__Records for processing__.
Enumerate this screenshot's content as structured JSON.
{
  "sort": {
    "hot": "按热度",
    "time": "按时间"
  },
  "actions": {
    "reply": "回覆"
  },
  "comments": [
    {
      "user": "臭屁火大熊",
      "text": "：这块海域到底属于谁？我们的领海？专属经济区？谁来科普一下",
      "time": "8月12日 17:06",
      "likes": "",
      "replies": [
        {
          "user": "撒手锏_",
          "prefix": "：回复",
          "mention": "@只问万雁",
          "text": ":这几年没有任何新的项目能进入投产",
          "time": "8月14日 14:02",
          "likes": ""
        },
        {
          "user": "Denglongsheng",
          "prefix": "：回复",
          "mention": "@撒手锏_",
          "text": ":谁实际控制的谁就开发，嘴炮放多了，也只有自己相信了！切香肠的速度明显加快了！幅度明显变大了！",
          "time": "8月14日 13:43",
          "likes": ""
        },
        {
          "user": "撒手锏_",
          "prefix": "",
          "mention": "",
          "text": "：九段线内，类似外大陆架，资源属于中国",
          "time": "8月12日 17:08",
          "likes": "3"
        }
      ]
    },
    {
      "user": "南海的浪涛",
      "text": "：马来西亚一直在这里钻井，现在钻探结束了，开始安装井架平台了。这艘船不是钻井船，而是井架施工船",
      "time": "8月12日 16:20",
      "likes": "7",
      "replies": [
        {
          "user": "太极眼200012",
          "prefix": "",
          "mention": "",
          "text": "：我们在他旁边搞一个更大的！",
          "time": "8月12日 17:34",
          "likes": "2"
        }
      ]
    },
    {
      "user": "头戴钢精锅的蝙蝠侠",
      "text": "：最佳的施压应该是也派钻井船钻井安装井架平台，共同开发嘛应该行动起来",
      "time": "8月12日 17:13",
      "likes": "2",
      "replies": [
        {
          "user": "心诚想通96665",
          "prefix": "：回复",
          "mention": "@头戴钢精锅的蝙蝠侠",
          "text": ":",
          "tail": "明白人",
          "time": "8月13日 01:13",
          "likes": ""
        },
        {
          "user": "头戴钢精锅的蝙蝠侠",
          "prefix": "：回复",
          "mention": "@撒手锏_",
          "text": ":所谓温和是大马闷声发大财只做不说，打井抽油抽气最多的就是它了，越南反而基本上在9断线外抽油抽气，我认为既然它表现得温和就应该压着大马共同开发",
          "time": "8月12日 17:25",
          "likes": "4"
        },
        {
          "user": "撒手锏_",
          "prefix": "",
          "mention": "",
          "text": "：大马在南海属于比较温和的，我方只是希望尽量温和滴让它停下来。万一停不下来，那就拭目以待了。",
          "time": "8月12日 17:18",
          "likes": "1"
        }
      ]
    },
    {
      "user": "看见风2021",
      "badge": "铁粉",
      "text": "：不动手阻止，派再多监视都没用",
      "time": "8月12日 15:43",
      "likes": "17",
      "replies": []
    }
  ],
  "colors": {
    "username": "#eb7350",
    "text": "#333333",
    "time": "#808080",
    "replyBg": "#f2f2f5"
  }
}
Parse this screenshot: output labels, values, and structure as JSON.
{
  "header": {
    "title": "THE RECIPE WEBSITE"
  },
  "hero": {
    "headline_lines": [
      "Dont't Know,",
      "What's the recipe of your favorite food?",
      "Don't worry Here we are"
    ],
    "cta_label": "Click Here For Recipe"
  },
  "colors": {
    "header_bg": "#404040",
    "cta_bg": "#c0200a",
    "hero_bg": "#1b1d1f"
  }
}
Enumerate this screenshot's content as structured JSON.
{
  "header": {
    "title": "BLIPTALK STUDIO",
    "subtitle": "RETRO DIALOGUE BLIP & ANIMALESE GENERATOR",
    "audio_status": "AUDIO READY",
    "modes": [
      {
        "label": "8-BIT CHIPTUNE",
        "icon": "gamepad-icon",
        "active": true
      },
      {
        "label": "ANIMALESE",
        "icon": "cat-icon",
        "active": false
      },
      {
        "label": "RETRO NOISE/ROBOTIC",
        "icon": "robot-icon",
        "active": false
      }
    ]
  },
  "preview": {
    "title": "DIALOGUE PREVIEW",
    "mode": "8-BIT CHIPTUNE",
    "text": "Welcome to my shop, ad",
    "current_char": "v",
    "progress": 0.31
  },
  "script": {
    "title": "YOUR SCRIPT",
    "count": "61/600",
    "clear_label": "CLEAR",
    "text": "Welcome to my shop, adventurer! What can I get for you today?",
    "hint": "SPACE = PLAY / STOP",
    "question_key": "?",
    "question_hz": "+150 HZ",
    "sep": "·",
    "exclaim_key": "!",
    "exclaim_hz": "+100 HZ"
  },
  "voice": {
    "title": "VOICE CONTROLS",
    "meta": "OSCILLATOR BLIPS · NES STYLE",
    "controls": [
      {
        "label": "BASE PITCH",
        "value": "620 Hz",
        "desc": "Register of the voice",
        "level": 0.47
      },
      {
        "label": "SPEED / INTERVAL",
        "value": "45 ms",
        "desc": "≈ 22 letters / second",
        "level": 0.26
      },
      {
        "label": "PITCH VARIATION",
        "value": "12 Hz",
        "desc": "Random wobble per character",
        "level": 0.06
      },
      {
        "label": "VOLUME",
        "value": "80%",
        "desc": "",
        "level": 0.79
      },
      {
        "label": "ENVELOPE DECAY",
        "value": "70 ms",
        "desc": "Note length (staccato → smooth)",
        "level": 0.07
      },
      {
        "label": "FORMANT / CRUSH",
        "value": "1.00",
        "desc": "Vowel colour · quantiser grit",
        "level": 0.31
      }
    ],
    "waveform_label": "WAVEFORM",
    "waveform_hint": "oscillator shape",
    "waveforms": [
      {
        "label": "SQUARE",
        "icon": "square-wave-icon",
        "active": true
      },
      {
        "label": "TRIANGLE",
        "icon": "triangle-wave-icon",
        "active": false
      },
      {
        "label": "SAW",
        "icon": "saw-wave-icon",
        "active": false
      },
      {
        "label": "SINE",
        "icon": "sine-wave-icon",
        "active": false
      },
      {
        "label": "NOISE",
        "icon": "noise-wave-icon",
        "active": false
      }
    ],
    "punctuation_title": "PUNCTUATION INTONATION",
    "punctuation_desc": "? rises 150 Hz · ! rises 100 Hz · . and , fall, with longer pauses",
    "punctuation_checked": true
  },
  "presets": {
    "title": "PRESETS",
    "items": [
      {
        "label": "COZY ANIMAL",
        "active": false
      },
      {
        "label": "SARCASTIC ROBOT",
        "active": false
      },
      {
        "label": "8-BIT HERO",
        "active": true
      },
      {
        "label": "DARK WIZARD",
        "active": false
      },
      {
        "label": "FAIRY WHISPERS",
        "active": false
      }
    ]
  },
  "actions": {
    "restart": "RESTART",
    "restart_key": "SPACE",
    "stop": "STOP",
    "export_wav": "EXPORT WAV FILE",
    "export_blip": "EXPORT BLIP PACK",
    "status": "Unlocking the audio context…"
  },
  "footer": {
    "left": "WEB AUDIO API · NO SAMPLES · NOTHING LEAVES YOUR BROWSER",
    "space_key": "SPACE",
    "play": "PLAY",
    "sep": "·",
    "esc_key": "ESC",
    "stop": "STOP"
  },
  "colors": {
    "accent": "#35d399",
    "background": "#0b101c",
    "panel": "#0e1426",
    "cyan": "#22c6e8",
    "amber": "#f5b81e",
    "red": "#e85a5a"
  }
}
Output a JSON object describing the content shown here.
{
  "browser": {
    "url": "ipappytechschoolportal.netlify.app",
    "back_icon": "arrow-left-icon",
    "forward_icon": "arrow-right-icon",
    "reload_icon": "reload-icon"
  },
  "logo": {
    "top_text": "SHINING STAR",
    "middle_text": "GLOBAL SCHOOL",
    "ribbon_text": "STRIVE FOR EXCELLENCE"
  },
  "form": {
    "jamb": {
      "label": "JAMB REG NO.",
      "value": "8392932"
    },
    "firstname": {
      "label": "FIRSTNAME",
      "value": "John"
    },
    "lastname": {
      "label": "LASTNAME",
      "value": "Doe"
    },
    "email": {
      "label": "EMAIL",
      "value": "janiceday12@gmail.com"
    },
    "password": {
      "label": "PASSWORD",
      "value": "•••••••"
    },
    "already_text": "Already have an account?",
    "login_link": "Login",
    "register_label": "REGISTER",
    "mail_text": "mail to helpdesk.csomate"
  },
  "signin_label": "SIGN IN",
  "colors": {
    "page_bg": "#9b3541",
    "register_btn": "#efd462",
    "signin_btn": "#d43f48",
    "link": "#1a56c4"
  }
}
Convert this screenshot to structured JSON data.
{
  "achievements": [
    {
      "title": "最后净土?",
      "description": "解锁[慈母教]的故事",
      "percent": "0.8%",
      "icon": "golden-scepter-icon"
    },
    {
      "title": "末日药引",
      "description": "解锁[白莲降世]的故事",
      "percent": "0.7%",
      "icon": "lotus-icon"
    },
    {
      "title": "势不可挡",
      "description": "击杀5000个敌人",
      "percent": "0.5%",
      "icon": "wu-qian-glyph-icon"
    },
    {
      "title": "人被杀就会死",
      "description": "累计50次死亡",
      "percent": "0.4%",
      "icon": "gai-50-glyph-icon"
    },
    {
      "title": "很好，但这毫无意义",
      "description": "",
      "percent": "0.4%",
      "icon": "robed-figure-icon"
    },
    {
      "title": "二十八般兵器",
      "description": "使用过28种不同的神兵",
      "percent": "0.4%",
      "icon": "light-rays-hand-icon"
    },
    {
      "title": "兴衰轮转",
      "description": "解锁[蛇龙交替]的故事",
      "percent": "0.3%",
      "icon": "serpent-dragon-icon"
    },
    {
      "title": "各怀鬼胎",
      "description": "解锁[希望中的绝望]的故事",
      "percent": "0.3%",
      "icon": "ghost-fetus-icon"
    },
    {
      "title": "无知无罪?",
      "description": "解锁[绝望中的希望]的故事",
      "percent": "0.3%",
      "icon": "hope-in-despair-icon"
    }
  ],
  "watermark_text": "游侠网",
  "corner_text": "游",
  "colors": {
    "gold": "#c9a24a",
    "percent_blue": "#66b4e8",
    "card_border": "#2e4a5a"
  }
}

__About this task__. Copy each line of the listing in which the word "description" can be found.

__Result below__.
      "description": "解锁[慈母教]的故事",
      "description": "解锁[白莲降世]的故事",
      "description": "击杀5000个敌人",
      "description": "累计50次死亡",
      "description": "",
      "description": "使用过28种不同的神兵",
      "description": "解锁[蛇龙交替]的故事",
      "description": "解锁[希望中的绝望]的故事",
      "description": "解锁[绝望中的希望]的故事",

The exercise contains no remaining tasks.